p.next = p.next.next
self.len -= 1

def insert_ordered(self, val):
''' assume self is an ordered list,
insert Node with val in order '''
p = self
q = self.next
while q != None and q.value < val:
p = q
q = q.next
newNode = Node(val)
p.next = newNode
newNode.next = q
self.len += 1

def find_ordered(self, val):
''' assume self is an ordered list,
find Node with value val '''
p = self.next
while p != None and p.value < val:
p = p.next
if p != None and p.value == val:
return p
else:
return None

Converting a string to a list

In :
L
Out:
[a(2165820022568), b(2165820022736), c(2165820022624)]

Memory View¶ Adding elements one by one. Try using Python tutor.

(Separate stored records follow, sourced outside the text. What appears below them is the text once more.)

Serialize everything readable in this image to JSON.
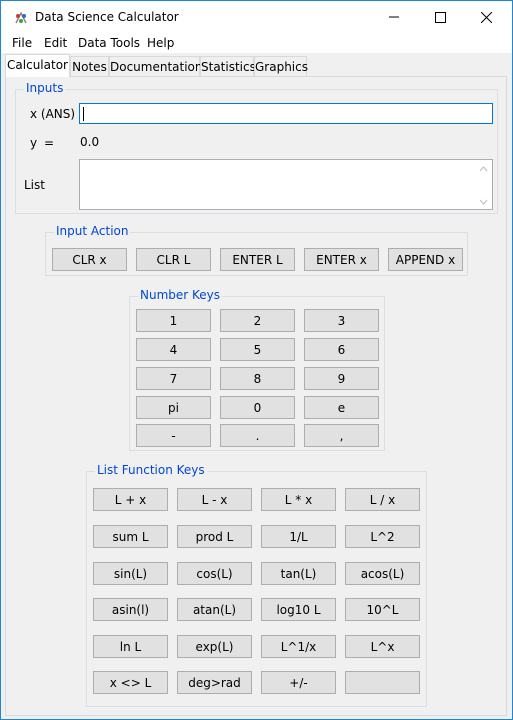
{
  "window": {
    "title": "Data Science Calculator"
  },
  "menu": [
    "File",
    "Edit",
    "Data Tools",
    "Help"
  ],
  "tabs": [
    "Calculator",
    "Notes",
    "Documentation",
    "Statistics",
    "Graphics"
  ],
  "inputs": {
    "title": "Inputs",
    "x_label": "x (ANS)",
    "x_value": "",
    "y_label": "y",
    "y_eq": "=",
    "y_value": "0.0",
    "list_label": "List",
    "list_value": ""
  },
  "input_action": {
    "title": "Input Action",
    "buttons": [
      "CLR x",
      "CLR L",
      "ENTER L",
      "ENTER x",
      "APPEND x"
    ]
  },
  "number_keys": {
    "title": "Number Keys",
    "buttons": [
      "1",
      "2",
      "3",
      "4",
      "5",
      "6",
      "7",
      "8",
      "9",
      "pi",
      "0",
      "e",
      "-",
      ".",
      ","
    ]
  },
  "list_function_keys": {
    "title": "List Function Keys",
    "buttons": [
      "L + x",
      "L - x",
      "L * x",
      "L / x",
      "sum L",
      "prod L",
      "1/L",
      "L^2",
      "sin(L)",
      "cos(L)",
      "tan(L)",
      "acos(L)",
      "asin(l)",
      "atan(L)",
      "log10 L",
      "10^L",
      "ln L",
      "exp(L)",
      "L^1/x",
      "L^x",
      "x <> L",
      "deg>rad",
      "+/-",
      ""
    ]
  }
}
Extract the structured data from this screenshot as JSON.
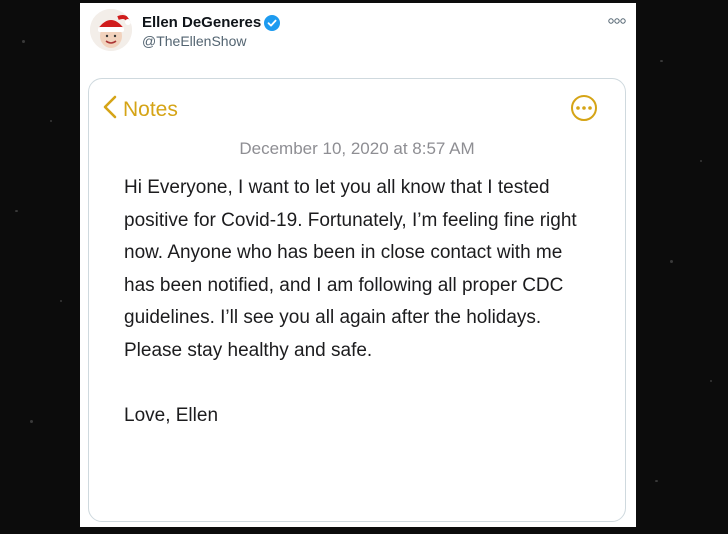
{
  "tweet": {
    "author_name": "Ellen DeGeneres",
    "author_handle": "@TheEllenShow",
    "verified": true,
    "icons": {
      "verified": "verified-badge-icon",
      "more": "more-options-icon"
    }
  },
  "note": {
    "back_label": "Notes",
    "date": "December 10, 2020 at 8:57 AM",
    "body": "Hi Everyone, I want to let you all know that I tested positive for Covid-19. Fortunately, I’m feeling fine right now. Anyone who has been in close contact with me has been notified, and I am following all proper CDC guidelines. I’ll see you all again after the holidays. Please stay healthy and safe.",
    "signoff": "Love, Ellen",
    "icons": {
      "back": "chevron-left-icon",
      "options": "ellipsis-circle-icon"
    }
  },
  "colors": {
    "notes_accent": "#d5a416",
    "verified_blue": "#1d9bf0",
    "date_gray": "#8e8e93",
    "backdrop": "#0c0c0c"
  }
}
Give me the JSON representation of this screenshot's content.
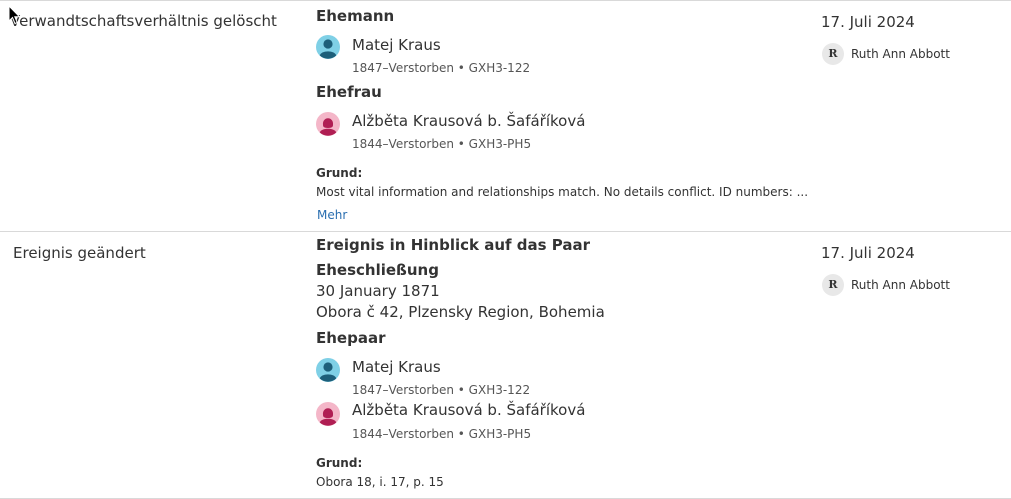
{
  "cursor_icon": "arrow-cursor-icon",
  "entries": [
    {
      "type": "Verwandtschaftsverhältnis gelöscht",
      "date": "17. Juli 2024",
      "user": {
        "initial": "R",
        "name": "Ruth Ann Abbott"
      },
      "husband_heading": "Ehemann",
      "husband": {
        "name": "Matej Kraus",
        "meta": "1847–Verstorben • GXH3-122",
        "gender": "male"
      },
      "wife_heading": "Ehefrau",
      "wife": {
        "name": "Alžběta Krausová b. Šafáříková",
        "meta": "1844–Verstorben • GXH3-PH5",
        "gender": "female"
      },
      "reason_label": "Grund:",
      "reason": "Most vital information and relationships match. No details conflict. ID numbers: ...",
      "more_link": "Mehr"
    },
    {
      "type": "Ereignis geändert",
      "date": "17. Juli 2024",
      "user": {
        "initial": "R",
        "name": "Ruth Ann Abbott"
      },
      "event_heading": "Ereignis in Hinblick auf das Paar",
      "event_name": "Eheschließung",
      "event_date": "30 January 1871",
      "event_place": "Obora č 42, Plzensky Region, Bohemia",
      "couple_heading": "Ehepaar",
      "husband": {
        "name": "Matej Kraus",
        "meta": "1847–Verstorben • GXH3-122",
        "gender": "male"
      },
      "wife": {
        "name": "Alžběta Krausová b. Šafáříková",
        "meta": "1844–Verstorben • GXH3-PH5",
        "gender": "female"
      },
      "reason_label": "Grund:",
      "reason": "Obora 18, i. 17, p. 15"
    }
  ],
  "colors": {
    "male_avatar_bg": "#7fd0e6",
    "male_avatar_fg": "#1d5f7a",
    "female_avatar_bg": "#f4b6c8",
    "female_avatar_fg": "#b01e53",
    "link": "#2b6fb0",
    "divider": "#d9d9d9"
  }
}
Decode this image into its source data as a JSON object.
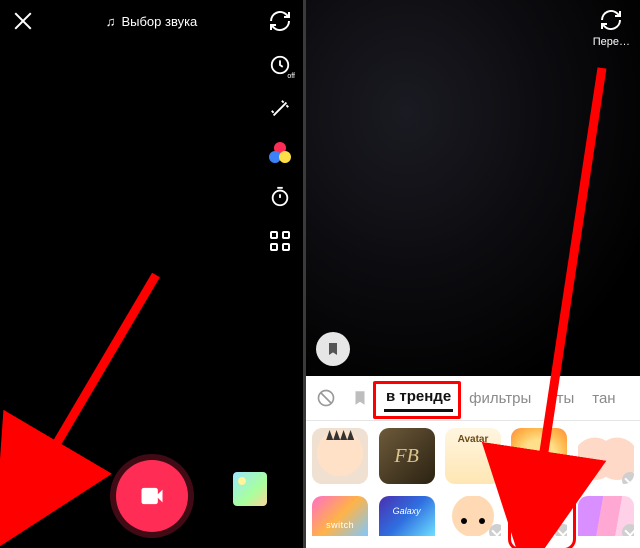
{
  "left": {
    "sound_select_label": "Выбор звука",
    "tool_labels": {
      "flip": "flip",
      "speed": "speed",
      "beauty": "beauty",
      "filters": "filters",
      "timer": "timer",
      "more": "more"
    }
  },
  "right": {
    "flip_label": "Пере…",
    "tabs": {
      "none": "none",
      "bookmark": "bookmark",
      "trending": "в тренде",
      "filters": "фильтры",
      "cat3_partial": "эты",
      "cat4_partial": "тан"
    },
    "effects": [
      {
        "name": "crown-face",
        "label": ""
      },
      {
        "name": "fb-monogram",
        "label": "FB"
      },
      {
        "name": "avatar",
        "label": "Avatar"
      },
      {
        "name": "golden-glow",
        "label": ""
      },
      {
        "name": "twin-faces",
        "label": ""
      },
      {
        "name": "melody-switch",
        "label": "switch"
      },
      {
        "name": "galaxy-shake",
        "label": "Galaxy"
      },
      {
        "name": "big-face",
        "label": ""
      },
      {
        "name": "devil-fork",
        "label": ""
      },
      {
        "name": "purple-brush",
        "label": ""
      }
    ]
  },
  "annotations": {
    "arrow1_desc": "red arrow pointing to effects button (left screen)",
    "arrow2_desc": "red arrow pointing to devil-fork effect (right screen)",
    "redbox_trending_desc": "red box around 'в тренде' tab",
    "redbox_effect_desc": "red rounded box around devil-fork effect thumbnail"
  }
}
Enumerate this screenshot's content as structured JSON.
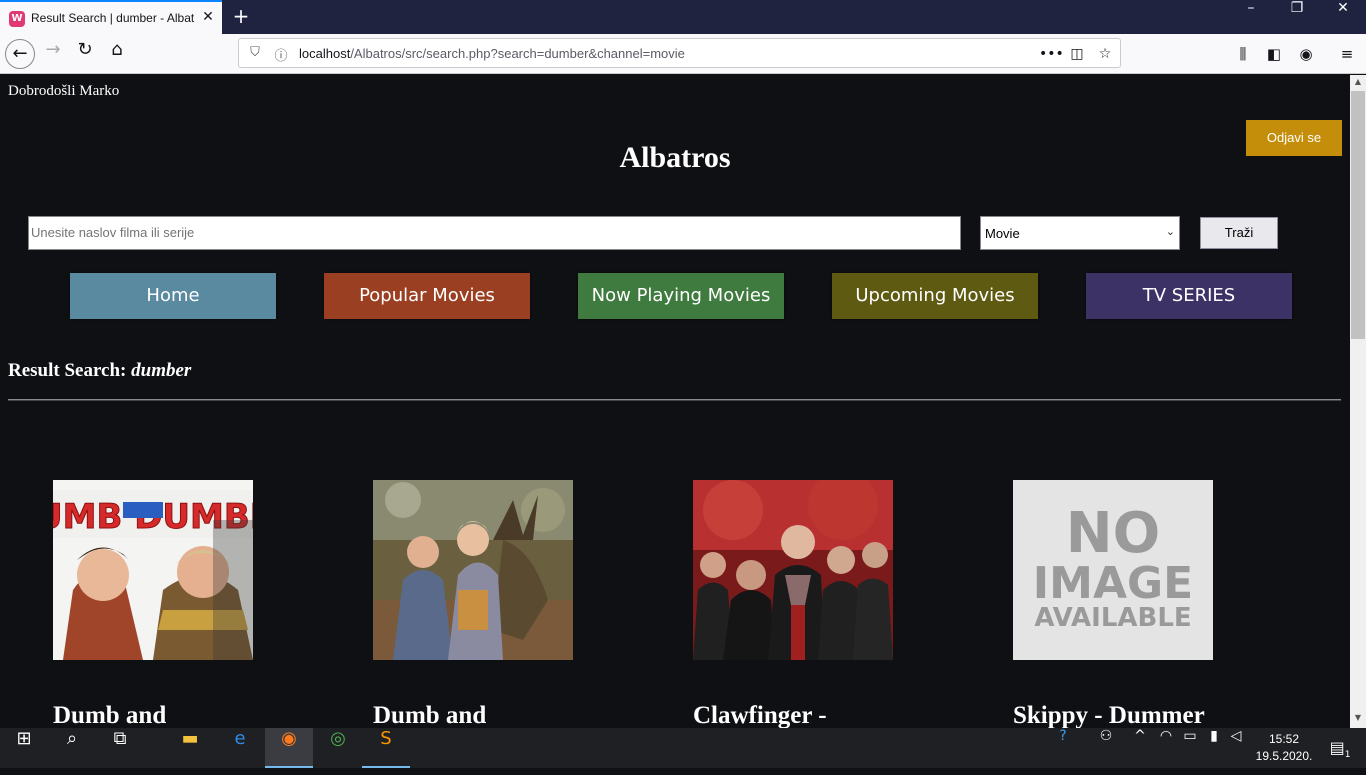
{
  "browser": {
    "tab_title": "Result Search | dumber - Albatros",
    "tab_favicon_letter": "W",
    "new_tab_symbol": "+",
    "url_host": "localhost",
    "url_path": "/Albatros/src/search.php?search=dumber&channel=movie",
    "url_more": "•••"
  },
  "page": {
    "welcome": "Dobrodošli Marko",
    "logout_label": "Odjavi se",
    "site_title": "Albatros",
    "search": {
      "placeholder": "Unesite naslov filma ili serije",
      "channel_value": "Movie",
      "button_label": "Traži"
    },
    "menu": [
      {
        "label": "Home",
        "color": "#5a8aa0"
      },
      {
        "label": "Popular Movies",
        "color": "#9b3f22"
      },
      {
        "label": "Now Playing Movies",
        "color": "#3f7a3f"
      },
      {
        "label": "Upcoming Movies",
        "color": "#5f5a12"
      },
      {
        "label": "TV SERIES",
        "color": "#3d3266"
      }
    ],
    "result_label": "Result Search:",
    "result_query": "dumber",
    "results": [
      {
        "title": "Dumb and",
        "poster": "dumb-and-dumber-poster"
      },
      {
        "title": "Dumb and",
        "poster": "dumb-and-dumber-to-poster"
      },
      {
        "title": "Clawfinger -",
        "poster": "clawfinger-band-photo"
      },
      {
        "title": "Skippy - Dummer",
        "poster": "no-image-available",
        "poster_text": [
          "NO",
          "IMAGE",
          "AVAILABLE"
        ]
      }
    ]
  },
  "taskbar": {
    "time": "15:52",
    "date": "19.5.2020.",
    "notification_count": "1"
  }
}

In :
l
Out:
[b(2165819893856), a(2165819894528)]
A short summary of methods complexity of Linked lists vs. lists:¶
 Method List Linked list init $O(1)$ $O(1)$ init with $k$ items $O(k)$ $O(k)$ for the rest of the methods we assume that the structure contains $n$ items add at start $O(n)$ $O(1)$ add at end $O(1)$ $O(n)$ $lst[k]$ (get the $k$th item) $O(1)$ $O(k)$ delete $lst[k]$ $O(n-k)$ $O(k)$

Reversing a linked list in $O(1)$ additional memory. See the code and demo here

In :
class Node():
def __init__(self, val):
self.value = val
self.next = None

def __repr__(self):
#return str(self.value)

#for today's recitation, we print the id of self as well
return  str(self.value) + "(" + str(id(self))+ ")"

def __init__(self, seq=None):
self.next = None
self.len = 0
if seq != None:
for x in seq[::-1]:

def __repr__(self):
out = ""
p = self.next
while  p != None :
out += str(p) + ", " # str(p) envokes __repr__ of class Node
p = p.next
return "[" + out[:-2] + "]"

def __len__(self):
''' called when using Python's len() '''
return self.len

''' add node with value val at the list head '''
p = self
tmp = p.next
p.next = Node(val)
p.next.next = tmp
self.len += 1

''' add node with value val at the list tail '''
p = self
while (p.next != None):
p = p.next
p.next = Node(val)
self.len += 1

def insert(self, loc, val):
''' add node with value val after location 0<=loc<len of the list '''
assert 0 <= loc < len(self)
p = self
for i in range(0, loc):
p = p.next
tmp = p.next
p.next = Node(val)
p.next.next = tmp
self.len += 1

def __getitem__(self, loc):
''' called when using L[i] for reading
return node at location 0<=loc<len '''
assert 0 <= loc < len(self)
p = self.next
for i in range(0, loc):
p = p.next
return p

def __setitem__(self, loc, val):
''' called when using L[loc]=val for writing
assigns val to node at location 0<=loc<len '''
assert 0 <= loc < len(self)
p = self.next
for i in range(0, loc):
p = p.next
p.value = val
return None

def find(self, val):
''' find (first) node with value val in list '''
p = self.next
# loc = 0     # in case we want to return the location
while p != None:
if p.value == val:
return p
else:
p = p.next
#loc=loc+1   # in case we want to return the location
return None

def delete(self, loc):
''' delete element at location 0<=loc<len '''
assert 0 <= loc < len(self)
p = self
for i in range(0, loc):
p = p.next
# p is the element BEFORE loc
p.next = p.next.next
self.len -= 1

def insert_ordered(self, val):
''' assume self is an ordered list,
insert Node with val in order '''
p = self
q = self.next
while q != None and q.value < val:
p = q
q = q.next
newNode = Node(val)
p.next = newNode
newNode.next = q
self.len += 1

def find_ordered(self, val):
''' assume self is an ordered list,
find Node with value val '''
p = self.next
while p != None and p.value < val:
p = p.next
if p != None and p.value == val:
return p
else:
return None

def reverse(self):
prev = None
curr = self.next
while curr != None:
tmp = curr.next
curr.next = prev
prev = curr
curr = tmp
self.next = prev